Many of Isom’s stories are tied to the “Southern Way of Life,” a culture in which he grew up that assumed an inflexible white superiority represented by Jim Crow laws, laws that his father, a Greyhound Bus driver, was obligated to enforce in the face of a rising reaction by his African American riders that he neither understood nor tolerated. Isom’s early adolescent views, shaped by his father’s frustrations, are thrown into stark contrast as he is drawn to the positive influence of Helen and Vern Miller, a young couple from the Far North who moved onto his paper route, bringing with them alien ideas completely out of step with his own culture and teachings. Even though the Millers’ views would clash with his own, they quickly became his favorite customers. Each Saturday they opened their door to him at collection time, inviting him in to politely discuss and debate the day’s issues.

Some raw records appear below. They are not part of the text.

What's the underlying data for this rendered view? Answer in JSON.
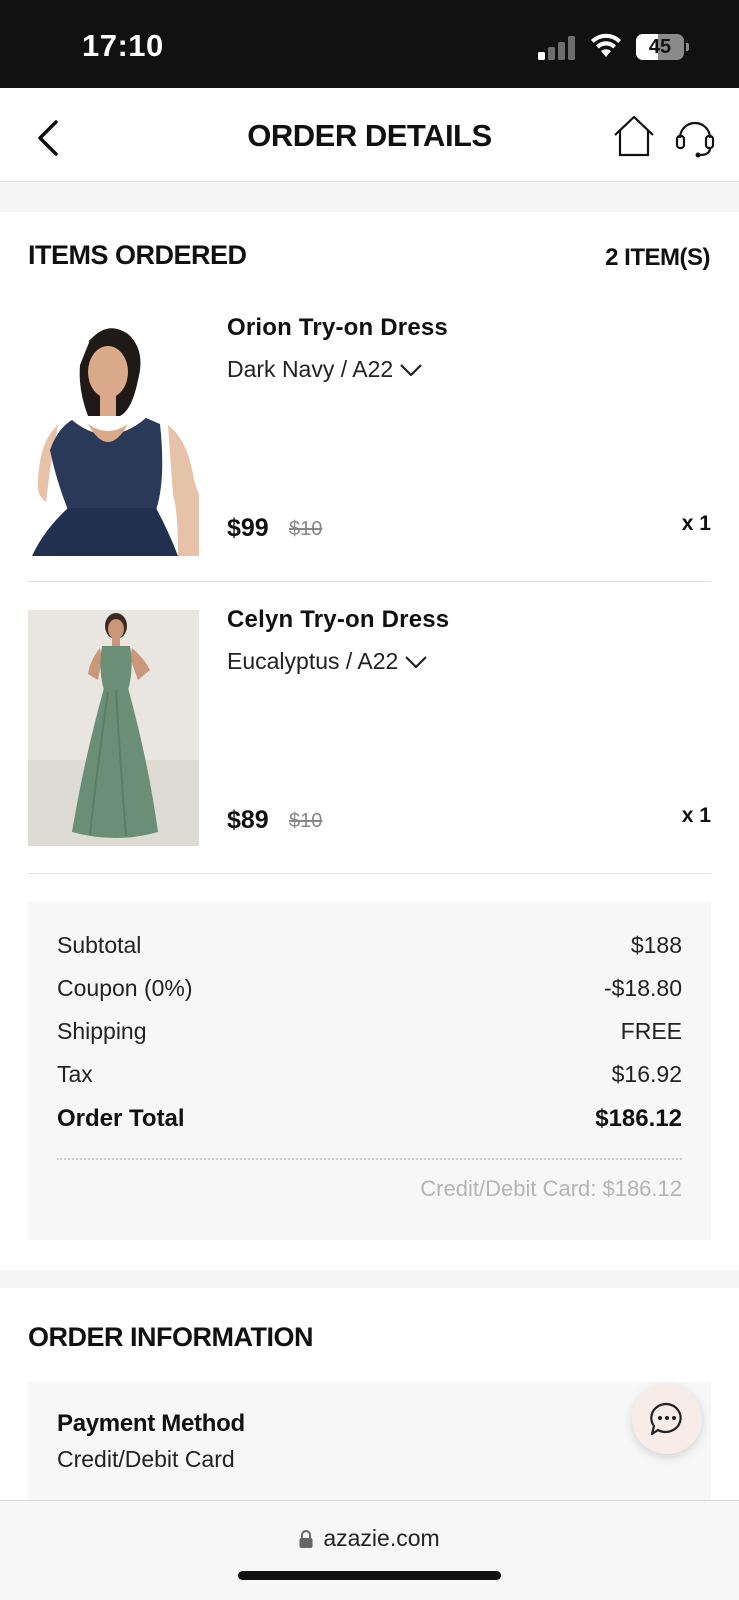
{
  "status_bar": {
    "time": "17:10",
    "battery_level": "45",
    "battery_fraction": 0.45,
    "signal_icon": "signal-bars-icon",
    "wifi_icon": "wifi-icon"
  },
  "header": {
    "title": "ORDER DETAILS",
    "back_icon": "chevron-left-icon",
    "home_icon": "home-icon",
    "support_icon": "headset-icon"
  },
  "items_ordered": {
    "title": "ITEMS ORDERED",
    "count_label": "2 ITEM(S)",
    "items": [
      {
        "name": "Orion Try-on Dress",
        "variant": "Dark Navy / A22",
        "price": "$99",
        "original_price": "$10",
        "quantity": "x 1",
        "image_color": "#2a3958"
      },
      {
        "name": "Celyn Try-on Dress",
        "variant": "Eucalyptus / A22",
        "price": "$89",
        "original_price": "$10",
        "quantity": "x 1",
        "image_color": "#6a8f76"
      }
    ]
  },
  "summary": {
    "rows": [
      {
        "label": "Subtotal",
        "value": "$188"
      },
      {
        "label": "Coupon (0%)",
        "value": "-$18.80"
      },
      {
        "label": "Shipping",
        "value": "FREE"
      },
      {
        "label": "Tax",
        "value": "$16.92"
      }
    ],
    "total_label": "Order Total",
    "total_value": "$186.12",
    "payment_note": "Credit/Debit Card: $186.12"
  },
  "order_information": {
    "title": "ORDER INFORMATION",
    "payment_method_label": "Payment Method",
    "payment_method_value": "Credit/Debit Card"
  },
  "chat": {
    "icon": "chat-bubble-icon"
  },
  "browser": {
    "url": "azazie.com",
    "lock_icon": "lock-icon"
  }
}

Through the Millers’ progressive approach to the growing racial unrest in Birmingham in the mid-to late-1950s, the young Isom gradually learned, in a series of fits and starts, advances and setbacks, to question the prevailing cultural attitudes and biases towards the African American community. In the end, he would come to understand the simple truth, as expressed by Rev. Martin Luther King, Jr., that people must be judged not “by the color of their skin, but by the content of their character.”

Isom’s narrative tells the story of good, church-going Southern people bound up in the Jim Crow culture of their time, completely ignorant of the African American experience. It tells of the value of hard work and education and the importance of the written word to change us for the better. His story is replete with his gratitude to the Millers, who took the time and effort to lead him to a better place, to Abe Berkowitz, who saw in Isom something he had not seen in himself and the man who would one day become his law partner, and finally to his father, as he belatedly came to recognize the importance of his father’s role in making him into the man he turned out to be.

This book shows how a single person (or a couple in the case of the Millers) might, in a quiet and unobtrusive manner, set a young person’s life on a higher arc; how it falls to each of us to use our own talents to lead young people to embrace the “better angels of our nature.”

Isom’s story is set in Birmingham, in an urban neighborhood known as Norwood, and stresses the vital role that “community” plays in our human development, and our need to continually rebuild and revitalize our communities.

And finally, while this is the story of a young man coming of age in a difficult time and place, the author is now seventy-four years of age. His story has been written from the perspective of a man who now appreciates the journey that brought him to this time and place, and who eagerly anticipates the life that yet lies before him and the mission he has carved out for his own future.